7. Floratourism

Blame technology: too many of us spend our days shuttered indoors in front of a computer screen, whether at work or for leisure. That alienation from outdoors (known as “nature deficit disorder”), is leading to record-breaking interest in visiting green spaces to rejuvenate and reconnect with nature.

EYKPGD Visitors taking selfie photo at Vallarta Botanical Garden, Puerto Vallarta, Mexico.. Image shot 2015. Exact date unknown.

                    Millennials, in particular, may have grown up connected with technology, but as a generation, they’re reversing a decade-long trend, living up to their “biophilic generation” designation. They’re filling national parks and camping grounds, turning an urban treehouse (and treehouses in general) into the top Airbnb wish list destination, and adding nature-inspired activity to routine travel. This trend extends on a multi-generational level to botanical gardens and arboretums from Portland, ME to San Diego, CA where attendance records were shattered in 2016 (as were global records, with more than 300 million individuals visiting botanical gardens). Add to this the growth of municipal outdoor spaces from New York’s High Line to pop up gardens in vacant city lots, and the announcement of the U.S.’s biggest urban nature park to be built in Dallas, TX. While millennials have yet to translate this love of nature into gardening beyond growing food crops, data suggests it’s just a matter of time.  


8. Smaller-sized Luxury
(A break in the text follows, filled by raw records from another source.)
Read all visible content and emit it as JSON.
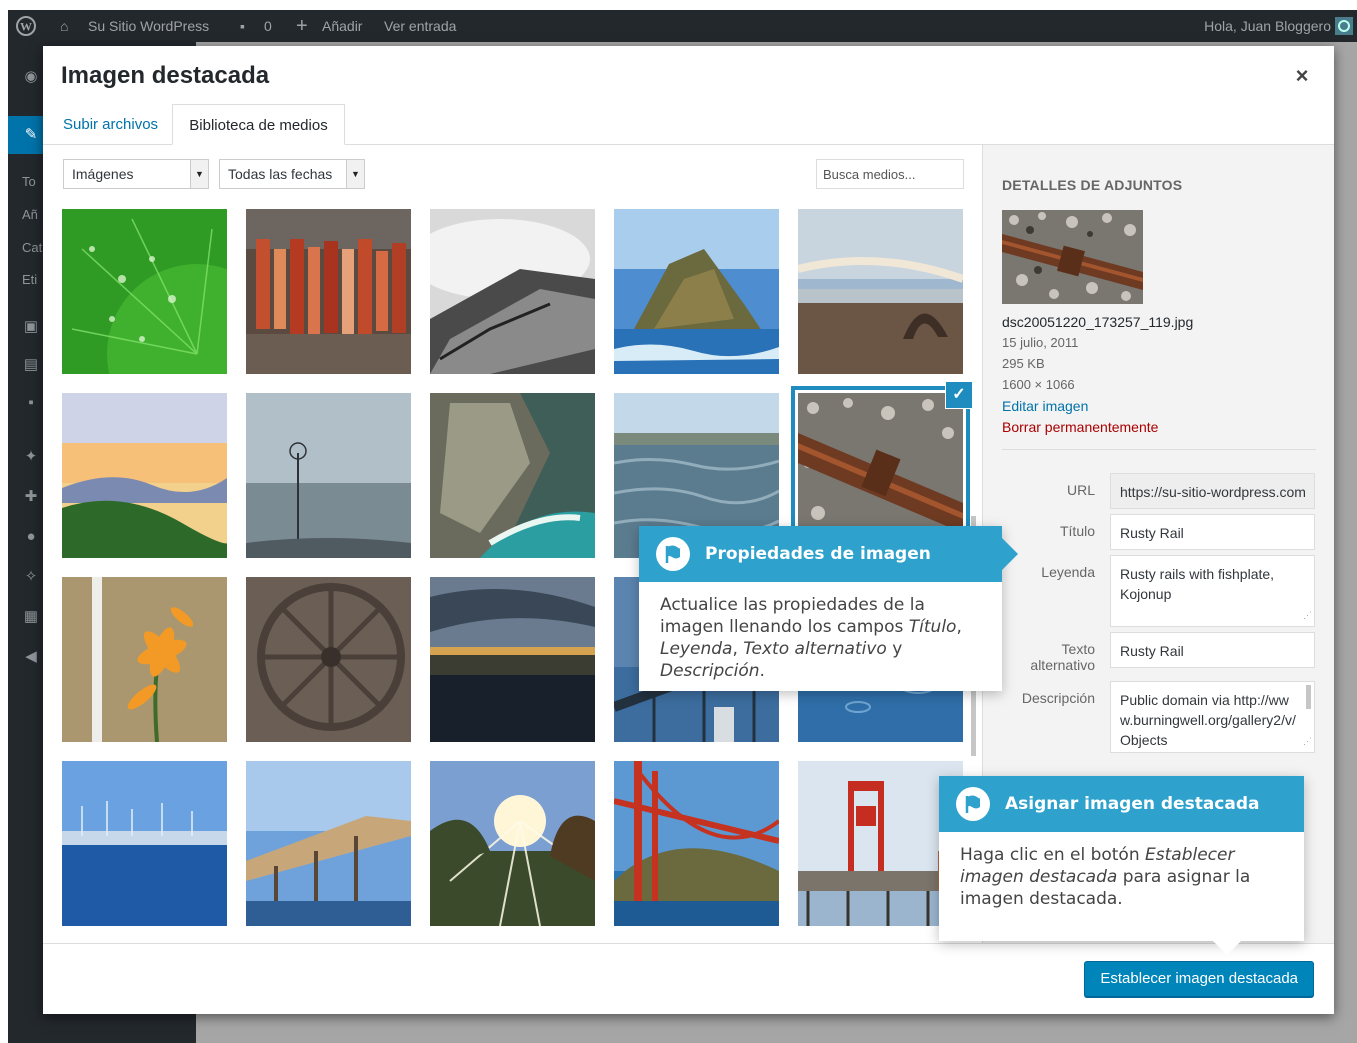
{
  "admin_bar": {
    "site_name": "Su Sitio WordPress",
    "comments_count": "0",
    "add_new": "Añadir",
    "view_post": "Ver entrada",
    "greeting": "Hola, Juan Bloggero"
  },
  "admin_menu": {
    "visible_fragments": [
      "To",
      "Añ",
      "Cat",
      "Eti"
    ]
  },
  "modal": {
    "title": "Imagen destacada",
    "close_label": "×",
    "tabs": [
      {
        "label": "Subir archivos",
        "active": false
      },
      {
        "label": "Biblioteca de medios",
        "active": true
      }
    ],
    "filters": {
      "type": "Imágenes",
      "date": "Todas las fechas",
      "search_placeholder": "Busca medios..."
    },
    "grid": {
      "selected_index": 9,
      "thumbnails": [
        {
          "subject": "green leaf with water drops"
        },
        {
          "subject": "rusty peeling metal"
        },
        {
          "subject": "black and white rock"
        },
        {
          "subject": "rocky sea coast"
        },
        {
          "subject": "beach rock arch"
        },
        {
          "subject": "sunset over hills"
        },
        {
          "subject": "windmill in fog"
        },
        {
          "subject": "cove with cliffs"
        },
        {
          "subject": "shallow sea water"
        },
        {
          "subject": "rusty rail with fishplate"
        },
        {
          "subject": "orange lily"
        },
        {
          "subject": "old iron wheels"
        },
        {
          "subject": "dusk over water"
        },
        {
          "subject": "bridge at night"
        },
        {
          "subject": "rain on water"
        },
        {
          "subject": "blue harbour"
        },
        {
          "subject": "wooden pier"
        },
        {
          "subject": "sunlight through trees"
        },
        {
          "subject": "golden gate bridge"
        },
        {
          "subject": "red tower on pier"
        }
      ]
    },
    "details": {
      "heading": "DETALLES DE ADJUNTOS",
      "filename": "dsc20051220_173257_119.jpg",
      "date": "15 julio, 2011",
      "filesize": "295 KB",
      "dimensions": "1600 × 1066",
      "edit_link": "Editar imagen",
      "delete_link": "Borrar permanentemente",
      "fields": {
        "url_label": "URL",
        "url_value": "https://su-sitio-wordpress.com",
        "title_label": "Título",
        "title_value": "Rusty Rail",
        "caption_label": "Leyenda",
        "caption_value": "Rusty rails with fishplate, Kojonup",
        "alt_label_1": "Texto",
        "alt_label_2": "alternativo",
        "alt_value": "Rusty Rail",
        "description_label": "Descripción",
        "description_value": "Public domain via http://www.burningwell.org/gallery2/v/Objects"
      }
    },
    "footer": {
      "button_label": "Establecer imagen destacada"
    }
  },
  "pointers": {
    "properties": {
      "title": "Propiedades de imagen",
      "body_lead": "Actualice las propiedades de la imagen llenando los campos ",
      "body_em1": "Título",
      "body_sep1": ", ",
      "body_em2": "Leyenda",
      "body_sep2": ", ",
      "body_em3": "Texto alternativo",
      "body_sep3": " y ",
      "body_em4": "Descripción",
      "body_end": "."
    },
    "assign": {
      "title": "Asignar imagen destacada",
      "body_lead": "Haga clic en el botón ",
      "body_em": "Establecer imagen destacada",
      "body_end": " para asignar la imagen destacada."
    }
  },
  "colors": {
    "accent": "#0073aa",
    "pointer_head": "#2ea2cc",
    "primary_button": "#0085ba",
    "delete": "#aa0000",
    "admin_bar": "#23282d"
  }
}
Once upon a time, it was not unusual to see large properties defined by imposing stands of impressive shrubs and towering trees. As lot sizes shrink but the desire for this luxurious look grows, this classic estate style is being replicated for a smaller outdoor footprint, thanks to more scaled-down versions of beloved plants hitting the market in 2017. Like the elegance of a Hamptons-style hydrangea hedge but live in a condo? There’s a look-a-like for that. Just have a few pots but want the romance of a Pacific Northwest rose garden? There’s a mini-me version of that too. Love clematis covering a wall but not getting on a ladder to care for them? New ones top out at human-height. This trend began a few years ago, but as breeders catch up to the market, expect to see many more of these super-useful compact and dwarf plants at local garden centers. (Think it’s big in 2017? Wait till 2018!)  


9. Climate Adaptation
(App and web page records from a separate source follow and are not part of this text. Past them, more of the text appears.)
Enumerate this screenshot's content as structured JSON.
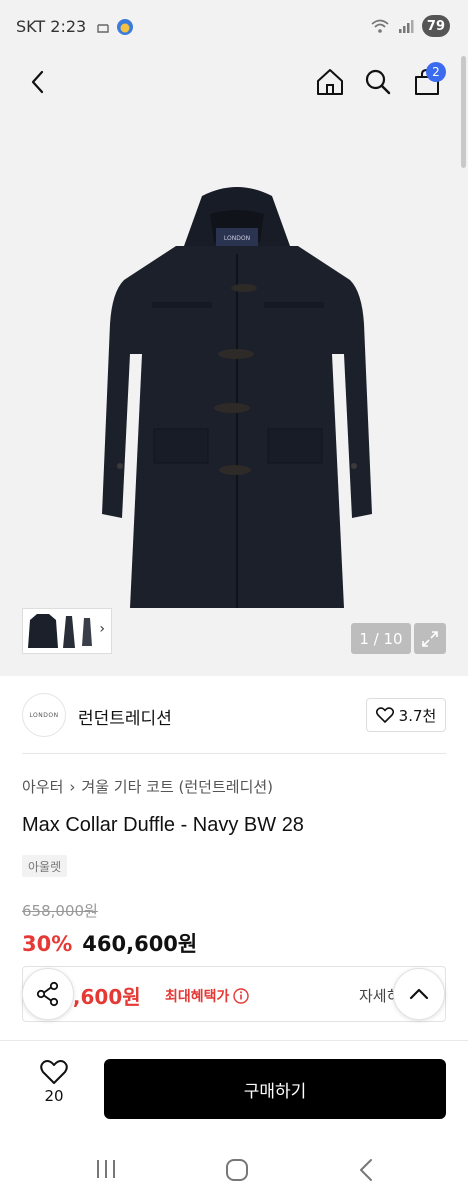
{
  "status_bar": {
    "time": "SKT 2:23",
    "battery": "79"
  },
  "gallery": {
    "counter": "1 / 10",
    "cart_badge": "2"
  },
  "brand": {
    "logo_text": "LONDON",
    "name": "런던트레디션",
    "likes": "3.7천"
  },
  "breadcrumb": {
    "items": [
      "아우터",
      "겨울 기타 코트 (런던트레디션)"
    ]
  },
  "product": {
    "title": "Max Collar Duffle - Navy BW 28",
    "tag": "아울렛",
    "original_price": "658,000원",
    "discount": "30%",
    "sale_price": "460,600원"
  },
  "benefit": {
    "price": "0,600원",
    "label": "최대혜택가",
    "detail": "자세히"
  },
  "bottom_bar": {
    "wish_count": "20",
    "buy_label": "구매하기"
  },
  "colors": {
    "accent_red": "#e53935",
    "badge_blue": "#3b6cf0",
    "buy_button": "#000000"
  }
}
Interest in the possible effects of climate change on our landscapes has accelerated rapidly. The ASLA (American Society of Landscape Architects) reports increased demand for rainwater and graywater harvesting systems, permeable paving, and more efficient irrigation systems—all of which reflects a growing consumer demand for beautiful residential landscapes that also save water. This is beyond installing native and drought-tolerant plants, and reflects a national, rather than regional trend.                     And predicting plants for your region is also becoming more difficult. Not so long ago, simply staying within your recommended USDA plant zone spelled success. However, over the last three winters alone gardening has become less predictable, thanks to wildly varying winter weather conditions. Fluctuations in rain and snow levels, as well as historically high temperatures, have made it evident that our climate is changing in a more dramatic way, impacting the plants that people have success within their region. While it takes at least five years before you really know if a plant is hardy, some that would likely not survive in colder zones are beginning to adapt as those regions warm up. It’s too soon to make any conclusions about whether plant genetic composition may change in response to the selection pressure of climate change, but for sure, something’s up.  
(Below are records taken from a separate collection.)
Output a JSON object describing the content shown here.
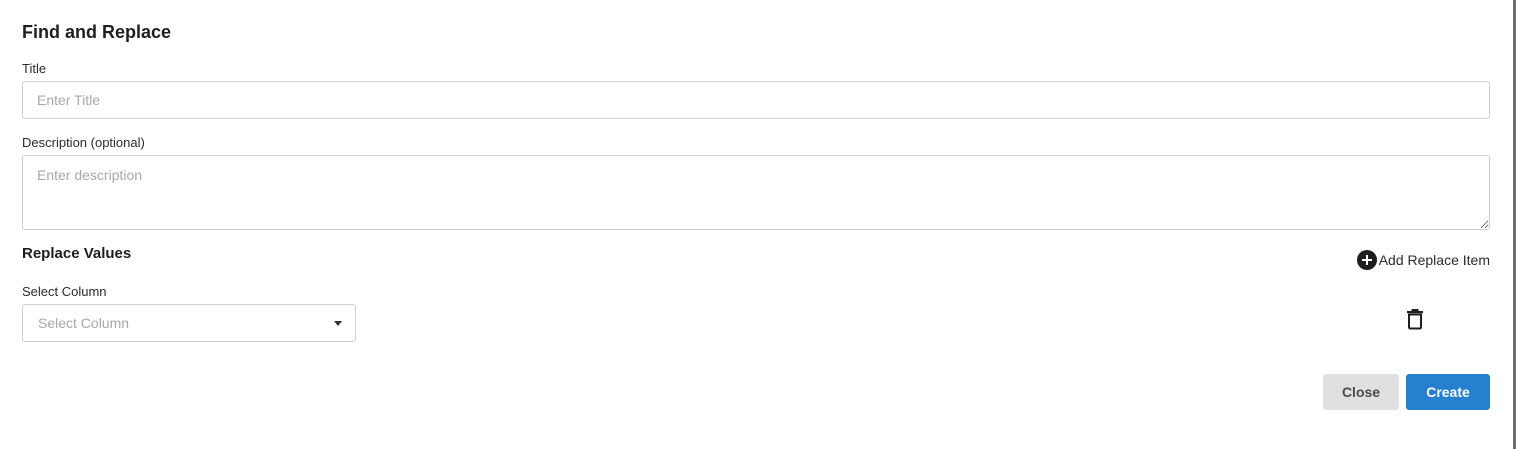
{
  "dialog": {
    "title": "Find and Replace"
  },
  "fields": {
    "title_label": "Title",
    "title_placeholder": "Enter Title",
    "description_label": "Description (optional)",
    "description_placeholder": "Enter description"
  },
  "replace": {
    "section_title": "Replace Values",
    "add_label": "Add Replace Item",
    "add_icon": "plus-circle-icon",
    "column_label": "Select Column",
    "column_placeholder": "Select Column",
    "delete_icon": "trash-icon"
  },
  "actions": {
    "close_label": "Close",
    "create_label": "Create"
  },
  "colors": {
    "primary": "#2680cf",
    "secondary": "#e0e0e0"
  }
}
About Monrovia:

Monrovia, founded in 1926 and headquartered in Azusa, California, is the nation’s leading grower of premium container-grown ornamental and edible plants, with more than 3,800 varieties, including more than 300 exclusive to the brand. Focused on the mission to help every plant Grow Beautifully®, Monrovia’s four environmentally-responsible nurseries are located in Visalia, CA, Dayton, OR, Cairo, GA, and Granby, CT. Monrovia plants can be purchased in-store or online with delivery to independent garden centers, at Lowe's locations nationwide, and through re-wholesalers nationwide. The company remains a family owned entity.